Rhode Island Black Storytellers’ (RIBS) annual event welcomes in its 16thyear as the state’s premier, longest-running and only black storytelling festival: Funda Fest
I have been on both sides of the stage with Funda Fest as both a performer and an audience member, and I have to say the sheer power of this viva voce marvel is guaranteed to move you. Stretching across the state, caravaning in the week of January 19 through January 26 will be 10 of the most heartfelt and exciting storytellers you could possibly ever want to be responsible for your unguarded imagination.
Along with favorites Teju Ologboni from Milwaukee, Grammy nominated Christylez (pronounced Chris Styles) Bacon, and renowned storyteller Eshu Bumpers, making their debut appearance in the state and headlining the festival will be will be the performance duo of In the Spirit (vocalist Glenda Zahra Baker and storyteller Emily Hooper Lansana) along with the celebrated cast of the Rhode Island Black Storytellers.
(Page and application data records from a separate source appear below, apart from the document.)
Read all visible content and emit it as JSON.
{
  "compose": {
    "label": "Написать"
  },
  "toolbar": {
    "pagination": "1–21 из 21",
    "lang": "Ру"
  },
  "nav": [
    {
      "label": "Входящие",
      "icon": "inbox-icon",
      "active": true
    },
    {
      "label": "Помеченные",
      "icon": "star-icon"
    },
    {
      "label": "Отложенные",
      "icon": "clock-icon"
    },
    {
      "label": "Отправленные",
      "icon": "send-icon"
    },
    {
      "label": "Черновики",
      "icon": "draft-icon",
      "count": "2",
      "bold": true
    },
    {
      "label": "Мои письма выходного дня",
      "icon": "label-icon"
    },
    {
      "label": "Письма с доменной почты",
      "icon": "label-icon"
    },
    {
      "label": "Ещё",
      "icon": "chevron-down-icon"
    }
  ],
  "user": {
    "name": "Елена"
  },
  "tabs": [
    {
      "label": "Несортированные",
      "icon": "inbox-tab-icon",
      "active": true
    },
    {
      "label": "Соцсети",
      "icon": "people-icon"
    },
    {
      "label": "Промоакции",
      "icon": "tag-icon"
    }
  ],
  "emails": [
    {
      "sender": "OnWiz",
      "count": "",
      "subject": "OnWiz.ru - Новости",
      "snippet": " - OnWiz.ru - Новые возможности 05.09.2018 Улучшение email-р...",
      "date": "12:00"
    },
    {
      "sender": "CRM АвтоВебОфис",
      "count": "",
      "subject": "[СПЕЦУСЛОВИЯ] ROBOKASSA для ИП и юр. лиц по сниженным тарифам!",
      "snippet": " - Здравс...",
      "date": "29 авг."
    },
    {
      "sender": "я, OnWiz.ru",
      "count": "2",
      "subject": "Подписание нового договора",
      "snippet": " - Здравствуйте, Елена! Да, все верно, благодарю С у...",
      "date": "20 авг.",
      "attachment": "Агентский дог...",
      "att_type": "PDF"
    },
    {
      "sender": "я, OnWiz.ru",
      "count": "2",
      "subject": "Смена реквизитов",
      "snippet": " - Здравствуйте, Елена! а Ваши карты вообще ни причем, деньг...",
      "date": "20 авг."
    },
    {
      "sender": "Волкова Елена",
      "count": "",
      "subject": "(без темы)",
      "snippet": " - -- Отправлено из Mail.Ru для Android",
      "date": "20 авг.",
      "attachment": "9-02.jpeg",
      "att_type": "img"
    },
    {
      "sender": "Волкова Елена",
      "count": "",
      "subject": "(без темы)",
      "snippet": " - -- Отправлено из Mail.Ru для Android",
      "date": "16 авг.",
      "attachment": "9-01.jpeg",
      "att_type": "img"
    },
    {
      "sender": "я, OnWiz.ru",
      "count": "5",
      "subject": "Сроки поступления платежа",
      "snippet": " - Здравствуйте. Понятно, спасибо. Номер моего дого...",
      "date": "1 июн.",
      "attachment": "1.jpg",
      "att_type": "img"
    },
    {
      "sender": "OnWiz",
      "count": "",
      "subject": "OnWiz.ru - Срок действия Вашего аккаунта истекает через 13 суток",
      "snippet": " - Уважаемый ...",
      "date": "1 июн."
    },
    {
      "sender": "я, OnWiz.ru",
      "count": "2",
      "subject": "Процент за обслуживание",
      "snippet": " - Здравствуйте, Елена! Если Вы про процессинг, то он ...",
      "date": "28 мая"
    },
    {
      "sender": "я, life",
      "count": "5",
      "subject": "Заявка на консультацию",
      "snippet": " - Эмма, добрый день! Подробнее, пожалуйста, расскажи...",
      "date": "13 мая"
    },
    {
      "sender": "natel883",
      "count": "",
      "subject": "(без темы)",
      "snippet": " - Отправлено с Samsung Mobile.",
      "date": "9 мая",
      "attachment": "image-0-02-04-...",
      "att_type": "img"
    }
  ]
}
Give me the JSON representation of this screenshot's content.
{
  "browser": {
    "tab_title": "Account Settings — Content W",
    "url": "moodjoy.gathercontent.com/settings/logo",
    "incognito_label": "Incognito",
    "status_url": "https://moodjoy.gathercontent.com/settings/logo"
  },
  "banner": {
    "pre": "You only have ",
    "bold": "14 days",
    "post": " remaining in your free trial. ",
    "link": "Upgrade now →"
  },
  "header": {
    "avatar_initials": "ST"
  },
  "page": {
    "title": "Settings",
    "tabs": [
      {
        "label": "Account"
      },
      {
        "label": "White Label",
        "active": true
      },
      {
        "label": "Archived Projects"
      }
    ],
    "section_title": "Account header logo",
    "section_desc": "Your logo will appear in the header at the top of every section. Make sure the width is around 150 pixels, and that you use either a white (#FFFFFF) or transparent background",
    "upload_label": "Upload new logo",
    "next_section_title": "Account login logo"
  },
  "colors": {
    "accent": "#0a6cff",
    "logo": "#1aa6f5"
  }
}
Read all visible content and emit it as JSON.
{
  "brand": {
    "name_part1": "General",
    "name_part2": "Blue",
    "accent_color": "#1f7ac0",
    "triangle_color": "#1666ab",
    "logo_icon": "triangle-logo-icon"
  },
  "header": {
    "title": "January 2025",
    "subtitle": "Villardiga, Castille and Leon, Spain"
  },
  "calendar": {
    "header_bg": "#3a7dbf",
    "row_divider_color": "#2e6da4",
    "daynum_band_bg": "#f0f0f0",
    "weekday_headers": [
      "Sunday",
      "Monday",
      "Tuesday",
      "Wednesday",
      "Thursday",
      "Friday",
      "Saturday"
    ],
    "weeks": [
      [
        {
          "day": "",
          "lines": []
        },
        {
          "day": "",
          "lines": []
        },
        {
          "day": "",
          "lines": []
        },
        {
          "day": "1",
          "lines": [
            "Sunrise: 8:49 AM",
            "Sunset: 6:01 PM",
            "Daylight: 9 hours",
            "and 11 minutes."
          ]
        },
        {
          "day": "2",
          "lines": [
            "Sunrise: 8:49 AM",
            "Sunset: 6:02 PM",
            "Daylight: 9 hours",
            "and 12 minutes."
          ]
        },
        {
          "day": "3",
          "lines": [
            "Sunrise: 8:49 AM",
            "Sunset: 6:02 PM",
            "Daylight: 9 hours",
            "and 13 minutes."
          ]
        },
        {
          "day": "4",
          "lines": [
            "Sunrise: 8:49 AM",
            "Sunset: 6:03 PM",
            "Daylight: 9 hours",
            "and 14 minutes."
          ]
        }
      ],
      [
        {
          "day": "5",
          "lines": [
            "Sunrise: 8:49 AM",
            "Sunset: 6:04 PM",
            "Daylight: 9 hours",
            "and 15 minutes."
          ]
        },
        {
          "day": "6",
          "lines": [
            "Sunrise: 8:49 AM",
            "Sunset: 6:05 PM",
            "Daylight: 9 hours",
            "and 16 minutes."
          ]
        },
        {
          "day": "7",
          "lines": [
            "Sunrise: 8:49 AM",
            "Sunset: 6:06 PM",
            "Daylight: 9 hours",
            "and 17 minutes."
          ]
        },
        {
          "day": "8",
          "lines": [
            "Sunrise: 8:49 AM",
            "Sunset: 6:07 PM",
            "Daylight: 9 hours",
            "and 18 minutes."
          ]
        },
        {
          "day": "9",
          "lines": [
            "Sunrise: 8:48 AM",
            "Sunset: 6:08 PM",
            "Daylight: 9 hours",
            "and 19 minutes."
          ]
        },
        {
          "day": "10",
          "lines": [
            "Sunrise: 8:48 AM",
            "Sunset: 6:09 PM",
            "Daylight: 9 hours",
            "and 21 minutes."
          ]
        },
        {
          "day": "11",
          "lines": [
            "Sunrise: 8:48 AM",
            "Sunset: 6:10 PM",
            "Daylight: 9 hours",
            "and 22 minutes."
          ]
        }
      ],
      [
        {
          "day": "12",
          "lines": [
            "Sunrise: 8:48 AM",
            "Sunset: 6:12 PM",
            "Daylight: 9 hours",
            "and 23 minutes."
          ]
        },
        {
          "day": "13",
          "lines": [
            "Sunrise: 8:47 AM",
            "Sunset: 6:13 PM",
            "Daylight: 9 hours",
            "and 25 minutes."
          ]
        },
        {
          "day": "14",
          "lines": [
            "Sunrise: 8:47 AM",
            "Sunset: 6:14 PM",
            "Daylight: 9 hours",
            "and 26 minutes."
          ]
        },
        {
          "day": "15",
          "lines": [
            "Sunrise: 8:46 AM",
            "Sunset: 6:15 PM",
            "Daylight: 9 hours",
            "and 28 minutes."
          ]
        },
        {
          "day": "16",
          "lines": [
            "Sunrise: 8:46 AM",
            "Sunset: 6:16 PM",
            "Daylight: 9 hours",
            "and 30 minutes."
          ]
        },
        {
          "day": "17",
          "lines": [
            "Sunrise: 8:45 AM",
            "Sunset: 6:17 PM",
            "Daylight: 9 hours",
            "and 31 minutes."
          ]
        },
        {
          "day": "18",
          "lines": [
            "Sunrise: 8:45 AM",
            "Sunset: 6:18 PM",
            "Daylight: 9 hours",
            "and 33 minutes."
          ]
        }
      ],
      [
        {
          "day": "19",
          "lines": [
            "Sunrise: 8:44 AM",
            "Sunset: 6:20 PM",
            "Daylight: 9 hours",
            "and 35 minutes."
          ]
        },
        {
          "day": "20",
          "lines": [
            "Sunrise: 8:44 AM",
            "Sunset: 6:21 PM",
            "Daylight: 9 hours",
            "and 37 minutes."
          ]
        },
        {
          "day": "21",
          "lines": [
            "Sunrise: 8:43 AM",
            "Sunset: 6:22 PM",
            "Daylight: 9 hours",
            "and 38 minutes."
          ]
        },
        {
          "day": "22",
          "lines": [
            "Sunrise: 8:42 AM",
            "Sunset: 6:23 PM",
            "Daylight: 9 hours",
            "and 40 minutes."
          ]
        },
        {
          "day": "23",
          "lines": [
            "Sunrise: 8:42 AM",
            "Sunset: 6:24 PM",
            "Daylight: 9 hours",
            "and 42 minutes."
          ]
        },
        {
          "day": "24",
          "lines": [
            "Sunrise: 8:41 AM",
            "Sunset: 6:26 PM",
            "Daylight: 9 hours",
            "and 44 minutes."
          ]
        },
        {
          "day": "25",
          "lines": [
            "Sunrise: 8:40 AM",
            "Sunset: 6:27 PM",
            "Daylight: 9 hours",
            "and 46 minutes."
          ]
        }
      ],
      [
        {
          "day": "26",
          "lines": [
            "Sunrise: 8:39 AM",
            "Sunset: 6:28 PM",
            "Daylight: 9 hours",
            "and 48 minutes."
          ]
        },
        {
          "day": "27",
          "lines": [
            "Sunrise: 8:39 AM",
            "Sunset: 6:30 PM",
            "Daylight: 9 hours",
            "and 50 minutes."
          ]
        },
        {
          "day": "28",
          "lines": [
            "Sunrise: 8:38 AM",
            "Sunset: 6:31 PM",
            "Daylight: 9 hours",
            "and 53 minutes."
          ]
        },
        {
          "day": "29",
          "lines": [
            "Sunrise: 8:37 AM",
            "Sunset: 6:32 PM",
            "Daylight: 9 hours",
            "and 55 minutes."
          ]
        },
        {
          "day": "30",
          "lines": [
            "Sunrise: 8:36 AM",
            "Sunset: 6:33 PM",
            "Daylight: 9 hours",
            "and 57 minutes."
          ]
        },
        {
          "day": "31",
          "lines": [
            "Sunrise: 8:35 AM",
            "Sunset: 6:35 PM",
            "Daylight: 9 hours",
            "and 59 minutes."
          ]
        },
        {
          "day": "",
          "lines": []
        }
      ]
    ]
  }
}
More than 20 years ago, Emily Hooper Lansana and Glenda Zahra Baker came together to form Performance Duo: In the Spirit. They have developed an extensive repertoire of stories that carry us on enthralling journeys. Each performance celebrates the power of the word to connect, uplift and transform. Their interactive, spirit-filled stories and songs engage audiences in a memorable, soulful way.
Highlights of their performance history include: The National Association of Black Storytellers Festival and Conference, The National Storytelling Festival, The Illinois Storytelling Festival, Dance Africa Chicago and a number of museums, community and educational institutions across the country.
I first witnessed this production in 2006, when the featured performers hailed from New Orleans, in support of the tragedy that happened there. The night totally changed my perception of storytelling. The orator’s voice connected everyone in the room until in the silence was weaved a people quilt held together by the single thread of the storyteller’s voice. This is not just for bedtime; because of the magic and level of coziness crafted by orator after orator, by the end of the evening a village was molded from the raw clay of strangers. Now seven years later I can say the momentum has not let up. Year after year I have been thoroughly inspired and I can’t wait to see the gifts brought by Funda 16
I asked Valerie what was the impetus that sparked Funda Fest (Funda meaning to teach and to learn in Zulu and KiSwahili) 16 years ago. “In 1999, The Rhode Island Foundation had an initiative to celebrate black arts and artists in Rhode Island. For years previous to that, RIBS would travel every year to the National Association of Black Storytellers Festival (NABS) and a group pondered having such a thing in Rhode Island.” she said. Storytelling is how we inspire blacks to tell our story in all the dimensions of being human. It’s what gives us hope, and what makes us black while bringing a broader image of being black. She finished.
For full festival Information, join Rhode Island Black Storytellers on Facebook or check the website at www.ribsfest.org